The press release on your appointment suggests that San Francisco Conservatory students “will have the opportunity to hone their craft directly with members of the SFJAZZ Collective.” Ideally how will the SFJAZZ Collective musicians be engaged in your program?
The SFJAZZ Collective will be involved as core faculty in the RJAM (Roots,Jazz and American Music) program and will be involved in all types and levels of learning within the program. We are also hoping to plan some side by side performance opportunities.
[Editor’s note: There’s a nice bit of synergy at work here: the new Pres of San Francisco Conservatory arrived at his post from Oberlin College, whose jazz faculty boasts the brilliant trombonist Robin Eubanks, also a longtime member of the SFJAZZ Collective.]
What did you learn from your Brubeck Institute experience that will positively affect your work on this Roots, Jazz and American Music project?
Over the last five years at The Brubeck Institute, I have had the pleasure of working with some of the most talented young jazz musicians in the country at the High School and College levels.

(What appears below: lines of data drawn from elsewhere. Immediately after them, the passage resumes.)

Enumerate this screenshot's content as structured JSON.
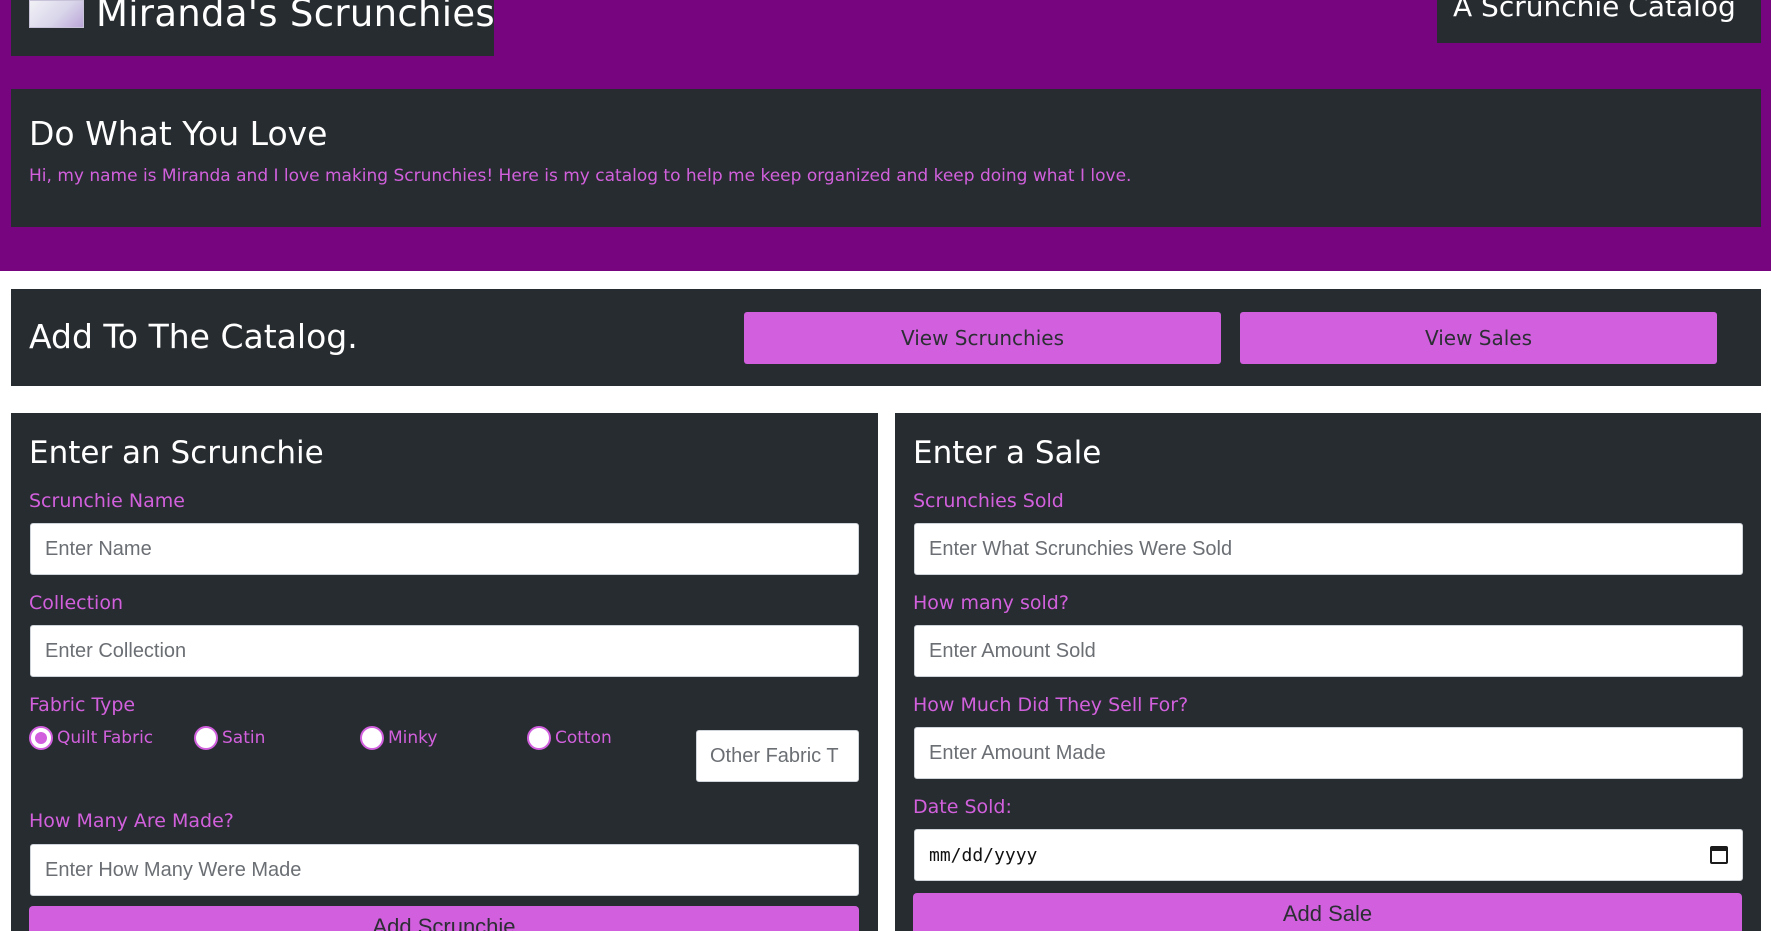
{
  "header": {
    "brand_title": "Miranda's Scrunchies",
    "logo_icon": "logo-image",
    "catalog_title": "A Scrunchie Catalog"
  },
  "hero": {
    "title": "Do What You Love",
    "text": "Hi, my name is Miranda and I love making Scrunchies! Here is my catalog to help me keep organized and keep doing what I love."
  },
  "nav": {
    "title": "Add To The Catalog.",
    "view_scrunchies": "View Scrunchies",
    "view_sales": "View Sales"
  },
  "scrunchie_form": {
    "title": "Enter an Scrunchie",
    "name_label": "Scrunchie Name",
    "name_placeholder": "Enter Name",
    "collection_label": "Collection",
    "collection_placeholder": "Enter Collection",
    "fabric_label": "Fabric Type",
    "fabric_options": [
      {
        "label": "Quilt Fabric",
        "checked": true
      },
      {
        "label": "Satin",
        "checked": false
      },
      {
        "label": "Minky",
        "checked": false
      },
      {
        "label": "Cotton",
        "checked": false
      }
    ],
    "other_fabric_placeholder": "Other Fabric T",
    "made_label": "How Many Are Made?",
    "made_placeholder": "Enter How Many Were Made",
    "submit_label": "Add Scrunchie"
  },
  "sale_form": {
    "title": "Enter a Sale",
    "sold_label": "Scrunchies Sold",
    "sold_placeholder": "Enter What Scrunchies Were Sold",
    "amount_label": "How many sold?",
    "amount_placeholder": "Enter Amount Sold",
    "price_label": "How Much Did They Sell For?",
    "price_placeholder": "Enter Amount Made",
    "date_label": "Date Sold:",
    "date_placeholder": "mm/dd/yyyy",
    "submit_label": "Add Sale"
  },
  "colors": {
    "brand_purple": "#780580",
    "panel_dark": "#272c30",
    "accent_pink": "#d15fde"
  }
}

I believe that I have a good understanding towards developing an approach rooted in strong fundamentals, yet flexible and challenging enough to nurture unique sensibilities within the individual.
It is important to find this balance and to foster a community learning environment that supports affection, trust and courage between peers and towards and among faculty… on and off the stage.
What lessons have you learned from your experience as a performing jazz artist that you hope to bring to this new work?
I believe that the same human qualities that one experiences in a high-level ensemble… respect, trust, humor, courage, admiration, affection, tolerance, patience, integrity, etc. are necessary ingredients in any communal learning environment… on the stage or in the classroom.